Now, you need to install a de-icer to help winterize your dock. A de-icer is installed below the water's surface so that it can create an opening around your dock by forcing warmer water from the bottom to the surface. Depending on the model and horsepower of the dock de-icer, a single unit can create an opening over 80ft in diameter! Note that in extreme temperatures the diameter of the opening will be smaller. Something to consider when deciding on a model and on a number of units.
You will need to experiment with a few settings to find the best solution for your dock. Changing the angle of the de-icer can create a different type of opening in the ice, which will work better for different shaped docks. Depending on the size of the area that you want to protect, you may need multiple ice eaters; large marinas often times have dozens in place.
Also, you need to experiment with how often the de-icer needs to run. You can set it on a timer to turn on and off when needed. Another great option is to use a thermometer that will allow the unit to only run when it is below freezing. This can help save you in electricity costs as the de-icer may not need to be running all of the time to be effective.
Make sure that if you are using a de-icer near your dock, you will also legally need to post a sign warning others or potentially thin ice in the area. When the weather warms up and you have swimmers or even kayakers in the area, it is important to make sure the unit is not plugged in. This will help avoid a possible electrocution. A good rule to follow is to simply unplug your ice eater anytime you are not planning on using it.
Other Winterizing Tips
If your dock sits on a pontoon that is fixed, make sure you attach a safety line to it when you prepare your dock. This can help when the winter thaw starts just in case the dock has come loose during the coldest months. Tie it to a tree if you have to, but make sure there is enough slack to account for tides and other water level changes.
You should also detach as much as you possibly can from the shoreline, such as gangways and ramps. Removing as much connection with the shore as possible will help reduce any displacement in the case of a really big freeze.

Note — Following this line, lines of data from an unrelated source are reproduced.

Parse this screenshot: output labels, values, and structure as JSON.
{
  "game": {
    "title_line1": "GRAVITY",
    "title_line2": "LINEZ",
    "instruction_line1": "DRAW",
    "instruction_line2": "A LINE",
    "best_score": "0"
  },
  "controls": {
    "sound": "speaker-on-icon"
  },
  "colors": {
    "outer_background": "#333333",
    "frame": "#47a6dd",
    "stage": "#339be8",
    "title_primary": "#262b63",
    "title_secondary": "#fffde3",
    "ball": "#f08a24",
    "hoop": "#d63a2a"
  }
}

Check on your de-icer regularly to make sure it is still effective. Remember, you can adjust the settings and angles when needed to ensure you are de-icing enough of the surrounding dock area.
Get your dock de-icer/ice eater installed in the fall before the water freezes. This way it will be in place when the freeze starts and you can test it regularly if you would like.
Use A Dock De-Icer To Keep Your Dock Safe
If you have a fixed dock on a large lake or just a large fish pond that you want to keep free from ice throughout winter, an ice eater/ de-icer is the best solution to avoid costly damages and also protect fish and plant life. The more that you can do to winterize your dock or pond before the freeze sets in, the more you can enjoy all your dock has to offer come the spring.
If you are interested in purchasing a reputable dock de-icer, please take a look at our collection and find out more about how they can protect your dock from winter damage.
If you have any questions at all, please do not hesitate to contact us here. We would be more than happy to answer any questions you have and help you choose the right ice eater(s)/De-Icer to keep your property protected.
For more information on dock de icers, ice eaters, and dock bubblers, check out these related articles:
- Complete Guide to Choosing a Dock De-Icer for Boat Owners (Download PDF) (Infographic) (Brochure)
- How Dock DeIcers and Ice Eaters Protect Your Dock from Ice Damage (Download PDF)
- What to Look For When Buying a Dock DeIcer or Ice Eater (Download PDF)
- Download our helpful Infographic by clicking here
- Splashy Spotlight: Bearon Aquatics - PowerHouse Ice Eater Review (Download) (Infographic) (Brochure)
- Choosing a Dock and Boat Ladder: What Should You Be Looking For? (Download)